Work item:
Go through the data below and repeat it exactly, skipping each picture.

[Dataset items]
·····

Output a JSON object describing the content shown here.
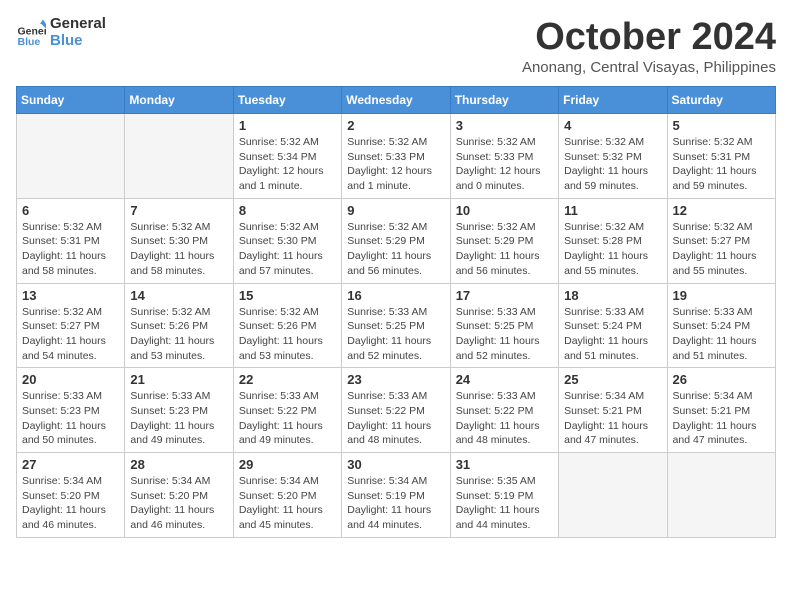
{
  "logo": {
    "general": "General",
    "blue": "Blue"
  },
  "header": {
    "month": "October 2024",
    "location": "Anonang, Central Visayas, Philippines"
  },
  "weekdays": [
    "Sunday",
    "Monday",
    "Tuesday",
    "Wednesday",
    "Thursday",
    "Friday",
    "Saturday"
  ],
  "weeks": [
    [
      {
        "day": "",
        "info": ""
      },
      {
        "day": "",
        "info": ""
      },
      {
        "day": "1",
        "info": "Sunrise: 5:32 AM\nSunset: 5:34 PM\nDaylight: 12 hours\nand 1 minute."
      },
      {
        "day": "2",
        "info": "Sunrise: 5:32 AM\nSunset: 5:33 PM\nDaylight: 12 hours\nand 1 minute."
      },
      {
        "day": "3",
        "info": "Sunrise: 5:32 AM\nSunset: 5:33 PM\nDaylight: 12 hours\nand 0 minutes."
      },
      {
        "day": "4",
        "info": "Sunrise: 5:32 AM\nSunset: 5:32 PM\nDaylight: 11 hours\nand 59 minutes."
      },
      {
        "day": "5",
        "info": "Sunrise: 5:32 AM\nSunset: 5:31 PM\nDaylight: 11 hours\nand 59 minutes."
      }
    ],
    [
      {
        "day": "6",
        "info": "Sunrise: 5:32 AM\nSunset: 5:31 PM\nDaylight: 11 hours\nand 58 minutes."
      },
      {
        "day": "7",
        "info": "Sunrise: 5:32 AM\nSunset: 5:30 PM\nDaylight: 11 hours\nand 58 minutes."
      },
      {
        "day": "8",
        "info": "Sunrise: 5:32 AM\nSunset: 5:30 PM\nDaylight: 11 hours\nand 57 minutes."
      },
      {
        "day": "9",
        "info": "Sunrise: 5:32 AM\nSunset: 5:29 PM\nDaylight: 11 hours\nand 56 minutes."
      },
      {
        "day": "10",
        "info": "Sunrise: 5:32 AM\nSunset: 5:29 PM\nDaylight: 11 hours\nand 56 minutes."
      },
      {
        "day": "11",
        "info": "Sunrise: 5:32 AM\nSunset: 5:28 PM\nDaylight: 11 hours\nand 55 minutes."
      },
      {
        "day": "12",
        "info": "Sunrise: 5:32 AM\nSunset: 5:27 PM\nDaylight: 11 hours\nand 55 minutes."
      }
    ],
    [
      {
        "day": "13",
        "info": "Sunrise: 5:32 AM\nSunset: 5:27 PM\nDaylight: 11 hours\nand 54 minutes."
      },
      {
        "day": "14",
        "info": "Sunrise: 5:32 AM\nSunset: 5:26 PM\nDaylight: 11 hours\nand 53 minutes."
      },
      {
        "day": "15",
        "info": "Sunrise: 5:32 AM\nSunset: 5:26 PM\nDaylight: 11 hours\nand 53 minutes."
      },
      {
        "day": "16",
        "info": "Sunrise: 5:33 AM\nSunset: 5:25 PM\nDaylight: 11 hours\nand 52 minutes."
      },
      {
        "day": "17",
        "info": "Sunrise: 5:33 AM\nSunset: 5:25 PM\nDaylight: 11 hours\nand 52 minutes."
      },
      {
        "day": "18",
        "info": "Sunrise: 5:33 AM\nSunset: 5:24 PM\nDaylight: 11 hours\nand 51 minutes."
      },
      {
        "day": "19",
        "info": "Sunrise: 5:33 AM\nSunset: 5:24 PM\nDaylight: 11 hours\nand 51 minutes."
      }
    ],
    [
      {
        "day": "20",
        "info": "Sunrise: 5:33 AM\nSunset: 5:23 PM\nDaylight: 11 hours\nand 50 minutes."
      },
      {
        "day": "21",
        "info": "Sunrise: 5:33 AM\nSunset: 5:23 PM\nDaylight: 11 hours\nand 49 minutes."
      },
      {
        "day": "22",
        "info": "Sunrise: 5:33 AM\nSunset: 5:22 PM\nDaylight: 11 hours\nand 49 minutes."
      },
      {
        "day": "23",
        "info": "Sunrise: 5:33 AM\nSunset: 5:22 PM\nDaylight: 11 hours\nand 48 minutes."
      },
      {
        "day": "24",
        "info": "Sunrise: 5:33 AM\nSunset: 5:22 PM\nDaylight: 11 hours\nand 48 minutes."
      },
      {
        "day": "25",
        "info": "Sunrise: 5:34 AM\nSunset: 5:21 PM\nDaylight: 11 hours\nand 47 minutes."
      },
      {
        "day": "26",
        "info": "Sunrise: 5:34 AM\nSunset: 5:21 PM\nDaylight: 11 hours\nand 47 minutes."
      }
    ],
    [
      {
        "day": "27",
        "info": "Sunrise: 5:34 AM\nSunset: 5:20 PM\nDaylight: 11 hours\nand 46 minutes."
      },
      {
        "day": "28",
        "info": "Sunrise: 5:34 AM\nSunset: 5:20 PM\nDaylight: 11 hours\nand 46 minutes."
      },
      {
        "day": "29",
        "info": "Sunrise: 5:34 AM\nSunset: 5:20 PM\nDaylight: 11 hours\nand 45 minutes."
      },
      {
        "day": "30",
        "info": "Sunrise: 5:34 AM\nSunset: 5:19 PM\nDaylight: 11 hours\nand 44 minutes."
      },
      {
        "day": "31",
        "info": "Sunrise: 5:35 AM\nSunset: 5:19 PM\nDaylight: 11 hours\nand 44 minutes."
      },
      {
        "day": "",
        "info": ""
      },
      {
        "day": "",
        "info": ""
      }
    ]
  ]
}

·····

Task solution:
Output a JSON object describing the content shown here.
{
  "logo": {
    "general": "General",
    "blue": "Blue"
  },
  "header": {
    "month": "October 2024",
    "location": "Anonang, Central Visayas, Philippines"
  },
  "weekdays": [
    "Sunday",
    "Monday",
    "Tuesday",
    "Wednesday",
    "Thursday",
    "Friday",
    "Saturday"
  ],
  "weeks": [
    [
      {
        "day": "",
        "info": ""
      },
      {
        "day": "",
        "info": ""
      },
      {
        "day": "1",
        "info": "Sunrise: 5:32 AM\nSunset: 5:34 PM\nDaylight: 12 hours\nand 1 minute."
      },
      {
        "day": "2",
        "info": "Sunrise: 5:32 AM\nSunset: 5:33 PM\nDaylight: 12 hours\nand 1 minute."
      },
      {
        "day": "3",
        "info": "Sunrise: 5:32 AM\nSunset: 5:33 PM\nDaylight: 12 hours\nand 0 minutes."
      },
      {
        "day": "4",
        "info": "Sunrise: 5:32 AM\nSunset: 5:32 PM\nDaylight: 11 hours\nand 59 minutes."
      },
      {
        "day": "5",
        "info": "Sunrise: 5:32 AM\nSunset: 5:31 PM\nDaylight: 11 hours\nand 59 minutes."
      }
    ],
    [
      {
        "day": "6",
        "info": "Sunrise: 5:32 AM\nSunset: 5:31 PM\nDaylight: 11 hours\nand 58 minutes."
      },
      {
        "day": "7",
        "info": "Sunrise: 5:32 AM\nSunset: 5:30 PM\nDaylight: 11 hours\nand 58 minutes."
      },
      {
        "day": "8",
        "info": "Sunrise: 5:32 AM\nSunset: 5:30 PM\nDaylight: 11 hours\nand 57 minutes."
      },
      {
        "day": "9",
        "info": "Sunrise: 5:32 AM\nSunset: 5:29 PM\nDaylight: 11 hours\nand 56 minutes."
      },
      {
        "day": "10",
        "info": "Sunrise: 5:32 AM\nSunset: 5:29 PM\nDaylight: 11 hours\nand 56 minutes."
      },
      {
        "day": "11",
        "info": "Sunrise: 5:32 AM\nSunset: 5:28 PM\nDaylight: 11 hours\nand 55 minutes."
      },
      {
        "day": "12",
        "info": "Sunrise: 5:32 AM\nSunset: 5:27 PM\nDaylight: 11 hours\nand 55 minutes."
      }
    ],
    [
      {
        "day": "13",
        "info": "Sunrise: 5:32 AM\nSunset: 5:27 PM\nDaylight: 11 hours\nand 54 minutes."
      },
      {
        "day": "14",
        "info": "Sunrise: 5:32 AM\nSunset: 5:26 PM\nDaylight: 11 hours\nand 53 minutes."
      },
      {
        "day": "15",
        "info": "Sunrise: 5:32 AM\nSunset: 5:26 PM\nDaylight: 11 hours\nand 53 minutes."
      },
      {
        "day": "16",
        "info": "Sunrise: 5:33 AM\nSunset: 5:25 PM\nDaylight: 11 hours\nand 52 minutes."
      },
      {
        "day": "17",
        "info": "Sunrise: 5:33 AM\nSunset: 5:25 PM\nDaylight: 11 hours\nand 52 minutes."
      },
      {
        "day": "18",
        "info": "Sunrise: 5:33 AM\nSunset: 5:24 PM\nDaylight: 11 hours\nand 51 minutes."
      },
      {
        "day": "19",
        "info": "Sunrise: 5:33 AM\nSunset: 5:24 PM\nDaylight: 11 hours\nand 51 minutes."
      }
    ],
    [
      {
        "day": "20",
        "info": "Sunrise: 5:33 AM\nSunset: 5:23 PM\nDaylight: 11 hours\nand 50 minutes."
      },
      {
        "day": "21",
        "info": "Sunrise: 5:33 AM\nSunset: 5:23 PM\nDaylight: 11 hours\nand 49 minutes."
      },
      {
        "day": "22",
        "info": "Sunrise: 5:33 AM\nSunset: 5:22 PM\nDaylight: 11 hours\nand 49 minutes."
      },
      {
        "day": "23",
        "info": "Sunrise: 5:33 AM\nSunset: 5:22 PM\nDaylight: 11 hours\nand 48 minutes."
      },
      {
        "day": "24",
        "info": "Sunrise: 5:33 AM\nSunset: 5:22 PM\nDaylight: 11 hours\nand 48 minutes."
      },
      {
        "day": "25",
        "info": "Sunrise: 5:34 AM\nSunset: 5:21 PM\nDaylight: 11 hours\nand 47 minutes."
      },
      {
        "day": "26",
        "info": "Sunrise: 5:34 AM\nSunset: 5:21 PM\nDaylight: 11 hours\nand 47 minutes."
      }
    ],
    [
      {
        "day": "27",
        "info": "Sunrise: 5:34 AM\nSunset: 5:20 PM\nDaylight: 11 hours\nand 46 minutes."
      },
      {
        "day": "28",
        "info": "Sunrise: 5:34 AM\nSunset: 5:20 PM\nDaylight: 11 hours\nand 46 minutes."
      },
      {
        "day": "29",
        "info": "Sunrise: 5:34 AM\nSunset: 5:20 PM\nDaylight: 11 hours\nand 45 minutes."
      },
      {
        "day": "30",
        "info": "Sunrise: 5:34 AM\nSunset: 5:19 PM\nDaylight: 11 hours\nand 44 minutes."
      },
      {
        "day": "31",
        "info": "Sunrise: 5:35 AM\nSunset: 5:19 PM\nDaylight: 11 hours\nand 44 minutes."
      },
      {
        "day": "",
        "info": ""
      },
      {
        "day": "",
        "info": ""
      }
    ]
  ]
}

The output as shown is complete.